I’ve come to really appreciate these moments of discomfort. Once I have passed them and am able see what they have brought me, once the emotion of it has left me, I dare say, I love them. Am I sadistic? No. The truth is, that in all these moments, there is a lesson and an opportunity for growth. It's an opportunity to, as Abraham Hicks often says, ‘know what you don’t want, so that you can know what you do want.’ We’ve all experienced this. It's sort of like not knowing what color to paint your room when you have two choices. So you put one color up on the wall and say, ‘Oh, no, that’s not it!’ and quickly change it to the other.
Sometimes we don’t realize that we’ve felt bad enough about ourselves to befriended a two faced gossip. Sometimes you don’t realize you don’t have to wait until that sleazy guy gets caught cheating (or that you should’ve trusted you first gut response in the first place). And sometimes you don’t see the people holding you back until you become so frustrated with the situation that you break free and soar. When the full scope of the situation hits us, when you are so uncomfortable you can’t stand for any more, you can say, ‘No. That will not do. I need better friends. I am worthy of more. I will find support and encouragement. I don’t need this.”
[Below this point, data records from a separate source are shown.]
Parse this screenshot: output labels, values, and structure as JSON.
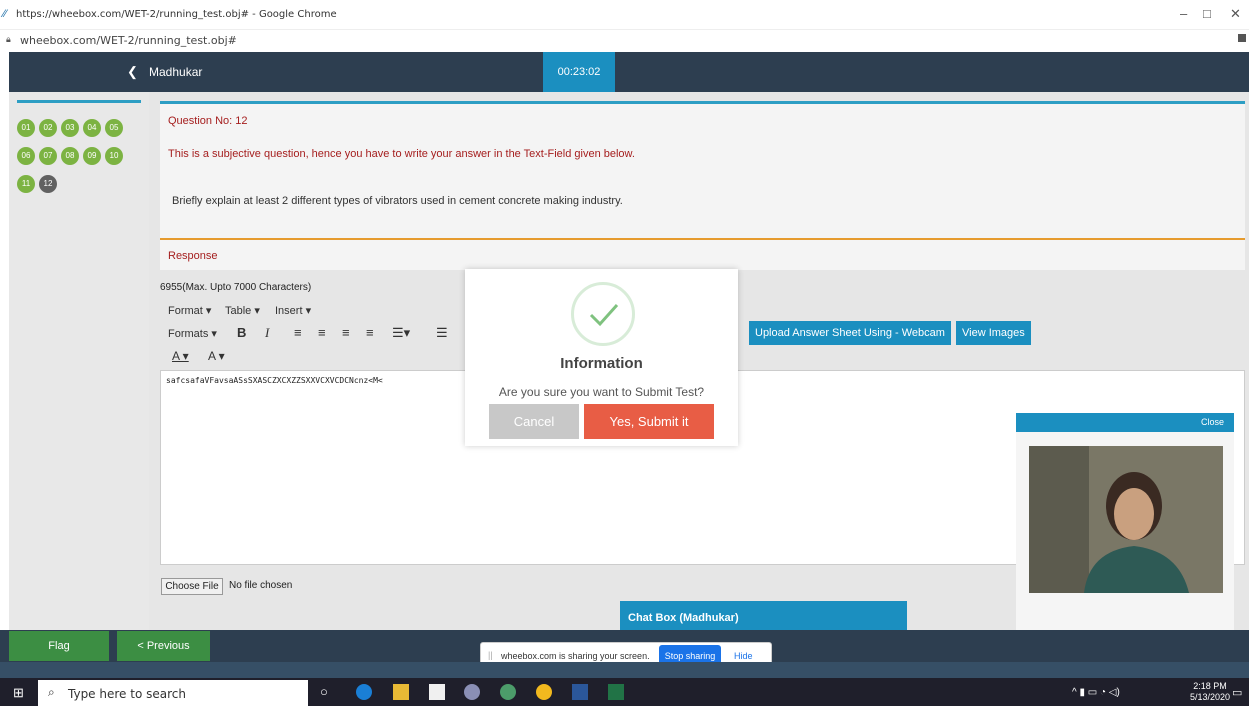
{
  "browser": {
    "title": "https://wheebox.com/WET-2/running_test.obj# - Google Chrome",
    "url": "wheebox.com/WET-2/running_test.obj#"
  },
  "header": {
    "username": "Madhukar",
    "timer": "00:23:02"
  },
  "questions": {
    "numbers": [
      "01",
      "02",
      "03",
      "04",
      "05",
      "06",
      "07",
      "08",
      "09",
      "10",
      "11",
      "12"
    ],
    "current": "12"
  },
  "question": {
    "number_label": "Question No: 12",
    "note": "This is a subjective question, hence you have to write your answer in the Text-Field given below.",
    "text": "Briefly explain at least 2 different types of vibrators used in cement concrete making industry."
  },
  "response": {
    "label": "Response",
    "char_count": "6955(Max. Upto 7000 Characters)",
    "menus": [
      "Format ▾",
      "Table ▾",
      "Insert ▾"
    ],
    "formats": "Formats ▾",
    "answer_text": "safcsafaVFavsaASsSXASCZXCXZZSXXVCXVCDCNcnz<M<",
    "upload_webcam": "Upload Answer Sheet Using - Webcam",
    "view_images": "View Images",
    "choose_file": "Choose File",
    "no_file": "No file chosen"
  },
  "chat": {
    "title": "Chat Box (Madhukar)"
  },
  "camera": {
    "close": "Close"
  },
  "footer": {
    "flag": "Flag",
    "previous": "< Previous"
  },
  "share_bar": {
    "message": "wheebox.com is sharing your screen.",
    "stop": "Stop sharing",
    "hide": "Hide"
  },
  "taskbar": {
    "search_placeholder": "Type here to search",
    "time": "2:18 PM",
    "date": "5/13/2020"
  },
  "modal": {
    "title": "Information",
    "message": "Are you sure you want to Submit Test?",
    "cancel": "Cancel",
    "confirm": "Yes, Submit it",
    "icon": "check-icon"
  },
  "colors": {
    "header_bg": "#2d3e50",
    "accent_blue": "#1b8fc0",
    "answered_green": "#7cb342",
    "confirm_red": "#e85d45",
    "question_red": "#a51e1e"
  }
}
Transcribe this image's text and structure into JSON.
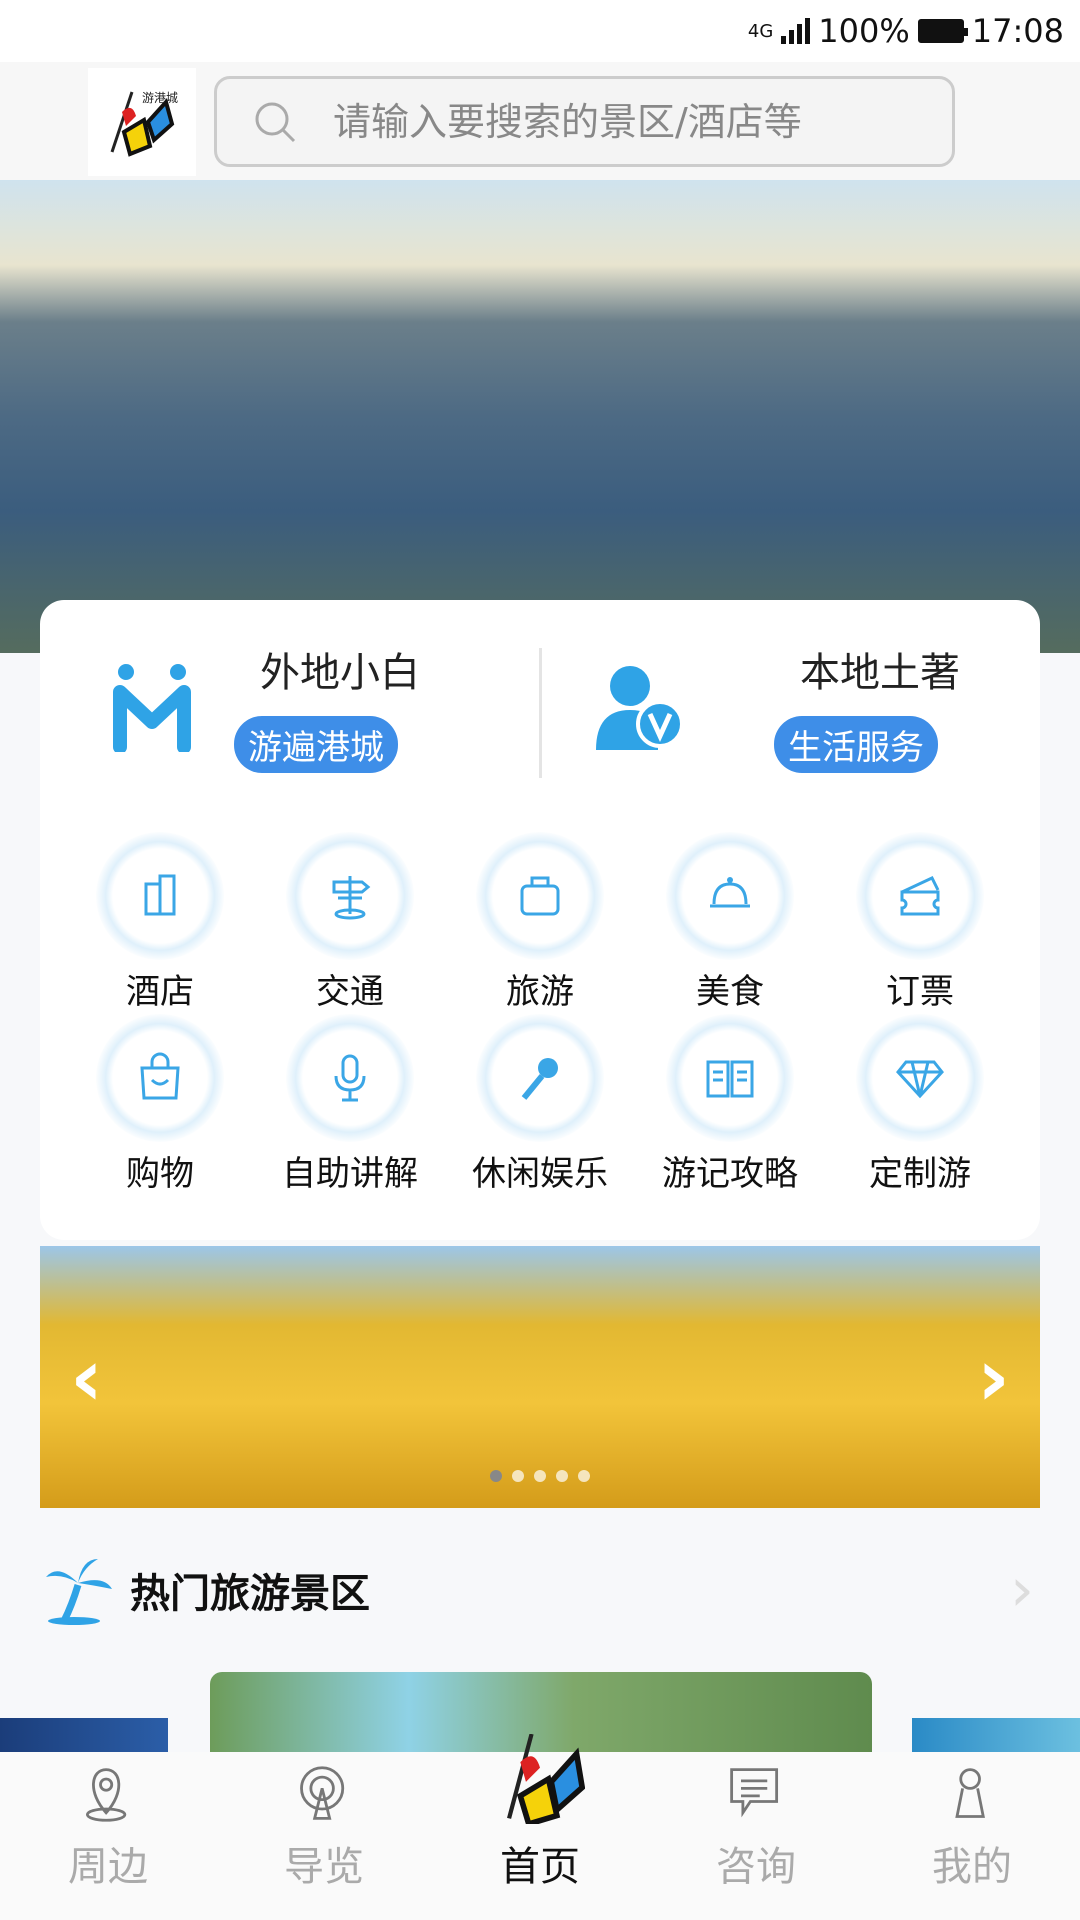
{
  "status_bar": {
    "network": "4G",
    "battery": "100%",
    "time": "17:08"
  },
  "header": {
    "search_placeholder": "请输入要搜索的景区/酒店等",
    "logo_text": "游港城"
  },
  "feature": {
    "left": {
      "title": "外地小白",
      "tag": "游遍港城"
    },
    "right": {
      "title": "本地土著",
      "tag": "生活服务"
    }
  },
  "grid": [
    {
      "label": "酒店",
      "icon": "hotel-icon"
    },
    {
      "label": "交通",
      "icon": "signpost-icon"
    },
    {
      "label": "旅游",
      "icon": "luggage-icon"
    },
    {
      "label": "美食",
      "icon": "food-cloche-icon"
    },
    {
      "label": "订票",
      "icon": "ticket-icon"
    },
    {
      "label": "购物",
      "icon": "shopping-bag-icon"
    },
    {
      "label": "自助讲解",
      "icon": "microphone-icon"
    },
    {
      "label": "休闲娱乐",
      "icon": "karaoke-mic-icon"
    },
    {
      "label": "游记攻略",
      "icon": "book-icon"
    },
    {
      "label": "定制游",
      "icon": "diamond-icon"
    }
  ],
  "carousel": {
    "slides": 5,
    "active": 0
  },
  "hot_section": {
    "title": "热门旅游景区"
  },
  "nav": [
    {
      "label": "周边",
      "icon": "location-pin-icon"
    },
    {
      "label": "导览",
      "icon": "broadcast-icon"
    },
    {
      "label": "首页",
      "icon": "home-logo-icon",
      "active": true
    },
    {
      "label": "咨询",
      "icon": "chat-icon"
    },
    {
      "label": "我的",
      "icon": "user-icon"
    }
  ],
  "colors": {
    "accent": "#3e8ee8",
    "icon_blue": "#2fa3e6"
  }
}
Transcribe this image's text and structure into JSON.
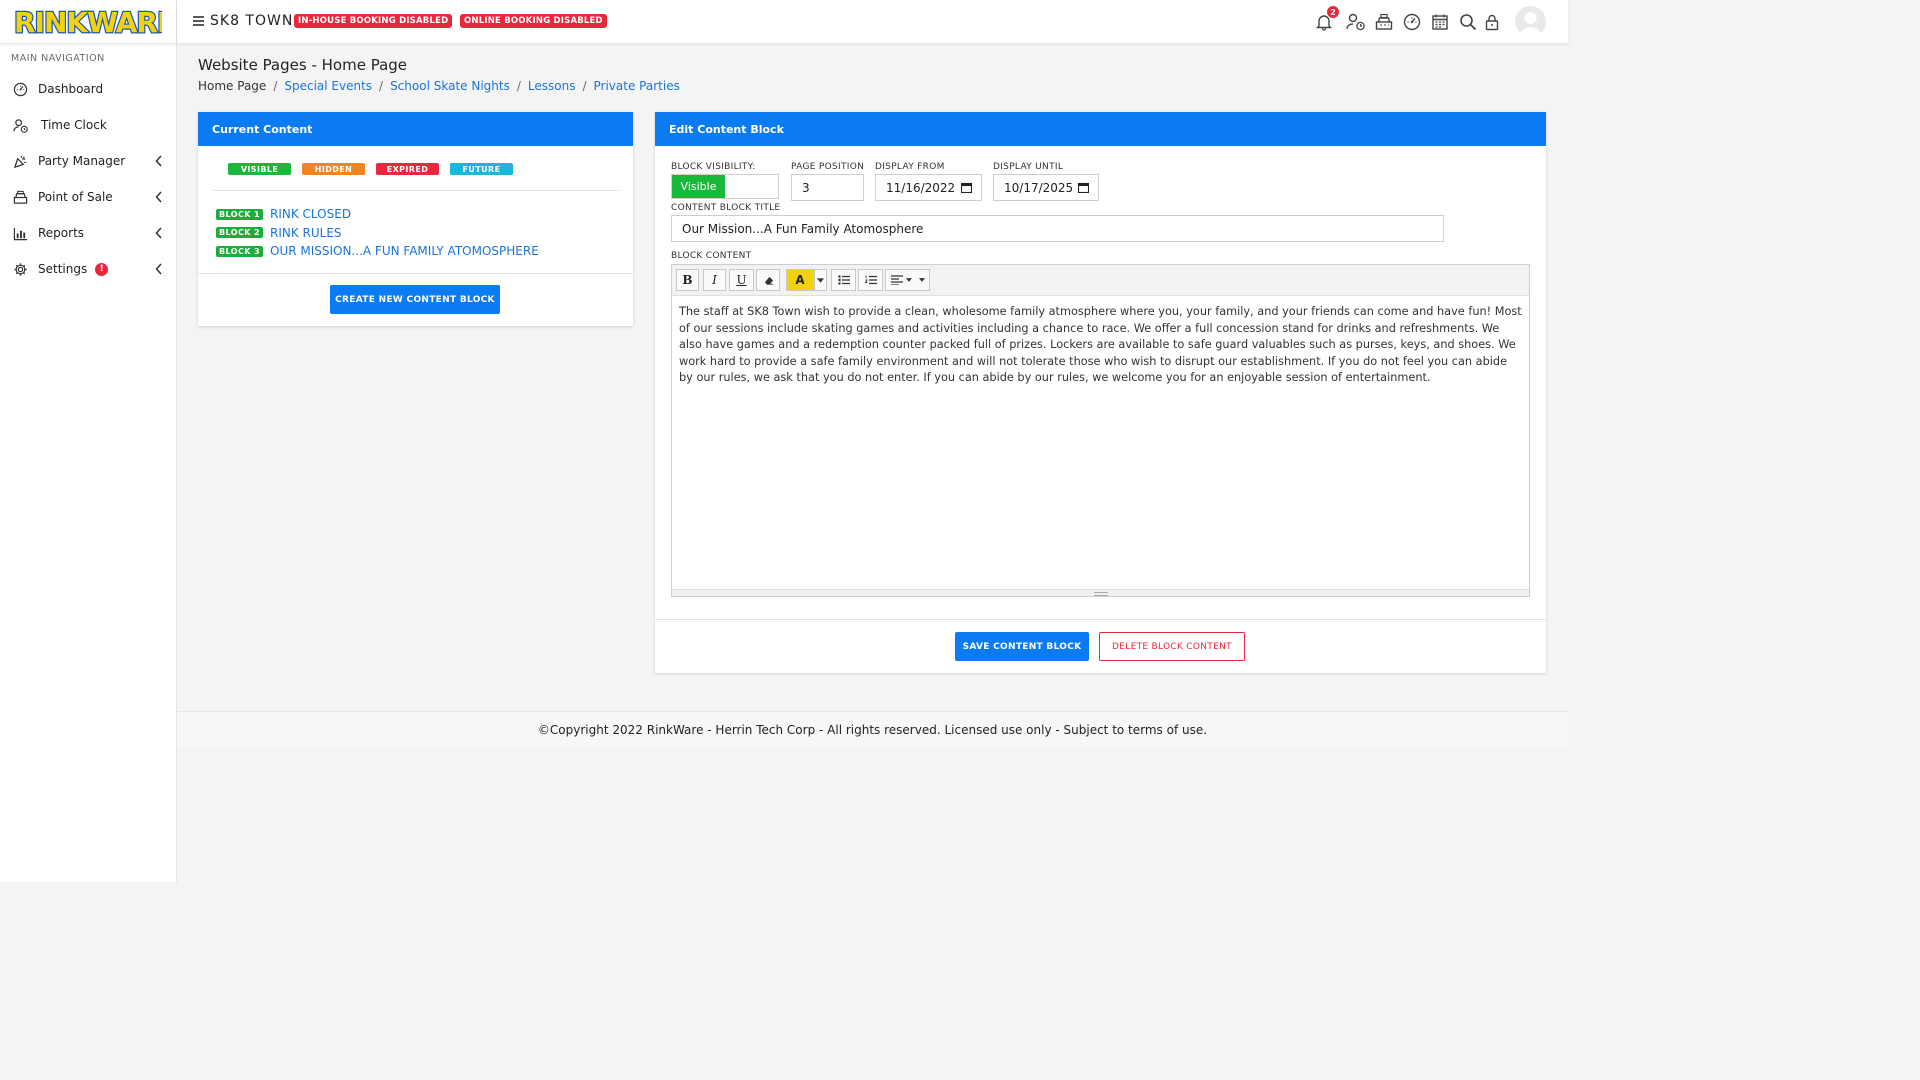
{
  "brand": {
    "logo_text": "RINKWARE"
  },
  "sidebar": {
    "heading": "MAIN NAVIGATION",
    "items": [
      {
        "label": "Dashboard",
        "icon": "dashboard-gauge-icon"
      },
      {
        "label": "Time Clock",
        "icon": "user-clock-icon"
      },
      {
        "label": "Party Manager",
        "icon": "party-popper-icon",
        "has_submenu": true
      },
      {
        "label": "Point of Sale",
        "icon": "cash-register-icon",
        "has_submenu": true
      },
      {
        "label": "Reports",
        "icon": "bar-chart-icon",
        "has_submenu": true
      },
      {
        "label": "Settings",
        "icon": "gear-icon",
        "has_submenu": true,
        "badge": "!"
      }
    ]
  },
  "topbar": {
    "venue": "SK8 TOWN",
    "badges": [
      "IN-HOUSE BOOKING DISABLED",
      "ONLINE BOOKING DISABLED"
    ],
    "notification_count": "2",
    "icons": [
      "bell-icon",
      "user-clock-icon",
      "cash-register-icon",
      "dashboard-gauge-icon",
      "calendar-icon",
      "search-icon",
      "lock-icon",
      "user-avatar"
    ]
  },
  "page": {
    "title": "Website Pages - Home Page",
    "breadcrumb": [
      "Home Page",
      "Special Events",
      "School Skate Nights",
      "Lessons",
      "Private Parties"
    ]
  },
  "current_content": {
    "header": "Current Content",
    "legend": [
      {
        "label": "VISIBLE",
        "color": "#1ab83a"
      },
      {
        "label": "HIDDEN",
        "color": "#f5841f"
      },
      {
        "label": "EXPIRED",
        "color": "#e8283c"
      },
      {
        "label": "FUTURE",
        "color": "#17b8d9"
      }
    ],
    "blocks": [
      {
        "badge": "BLOCK 1",
        "title": "RINK CLOSED"
      },
      {
        "badge": "BLOCK 2",
        "title": "RINK RULES"
      },
      {
        "badge": "BLOCK 3",
        "title": "OUR MISSION...A FUN FAMILY ATOMOSPHERE"
      }
    ],
    "create_button": "CREATE NEW CONTENT BLOCK"
  },
  "edit_block": {
    "header": "Edit Content Block",
    "visibility_label": "BLOCK VISIBILITY:",
    "visibility_value": "Visible",
    "position_label": "PAGE POSITION",
    "position_value": "3",
    "from_label": "DISPLAY FROM",
    "from_value": "11/16/2022",
    "until_label": "DISPLAY UNTIL",
    "until_value": "10/17/2025",
    "title_label": "CONTENT BLOCK TITLE",
    "title_value": "Our Mission...A Fun Family Atomosphere",
    "content_label": "BLOCK CONTENT",
    "content_text": "The staff at SK8 Town wish to provide a clean, wholesome family atmosphere where you, your family, and your friends can come and have fun! Most of our sessions include skating games and activities including a chance to race. We offer a full concession stand for drinks and refreshments. We also have games and a redemption counter packed full of prizes. Lockers are available to safe guard valuables such as purses, keys, and shoes. We work hard to provide a safe family environment and will not tolerate those who wish to disrupt our establishment. If you do not feel you can abide by our rules, we ask that you do not enter. If you can abide by our rules, we welcome you for an enjoyable session of entertainment.",
    "toolbar": {
      "bold": "B",
      "italic": "I",
      "underline": "U"
    },
    "save_button": "SAVE CONTENT BLOCK",
    "delete_button": "DELETE BLOCK CONTENT"
  },
  "footer": {
    "text": "©Copyright 2022 RinkWare - Herrin Tech Corp - All rights reserved. Licensed use only - Subject to terms of use."
  }
}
It’s the presence of duality in our lives. To have great exponential joy and growth, sometimes you have to experience the other end of it, as uncomfortable as it is. This is tied to our soul’s learning and growth. Our soul’s need and desire to understand all that is, be it what we perceive as positive or negative experiences. The truth is, there is no ‘good’ or ‘bad’ experiences, there are only experiences, and they all help us to expand and grow. It's only in our physicality, in our reactive and emotional states that we see an experience as good or bad. On a soul level, they are all positive because they bring experience, knowledge and if we seize the opportunity, growth and expansion. Furthermore, I would even go so far to say that with this understanding and a bit of patience and practice, we may even view these so-called ‘negative’ experiences and good things as they happen. If you can readily identify the positive or learning aspect, the thing about that lesson that will fundamentally change you for the better, as it is happening, you can move through that transition much faster and maybe even with a bit of joy. Joy in knowing you will be better, more complete, and not have to replay that experience again because you are learning about yourself from it. If you can say, ‘I know this guy is cheating on me.’ and instead of waiting to definitively catch him and feel betrayed and hurt, you can say, ‘What was I thinking, I deserve better than this’. If you can appreciate that the situation is showing you how you had been feeling about yourself to even enter into this scenario, you can come out the other side much quicker.
It is in this way that I have begun to appreciate those moments of discomfort and strife, as awful as they may feel at the moment, and say ‘Dear Universe, thank you for all the jerks in my life!” With much love, I wish that you, reader, may you also be blessed with many jerks showing you the way to your truer, happier, more fulfilled self as well.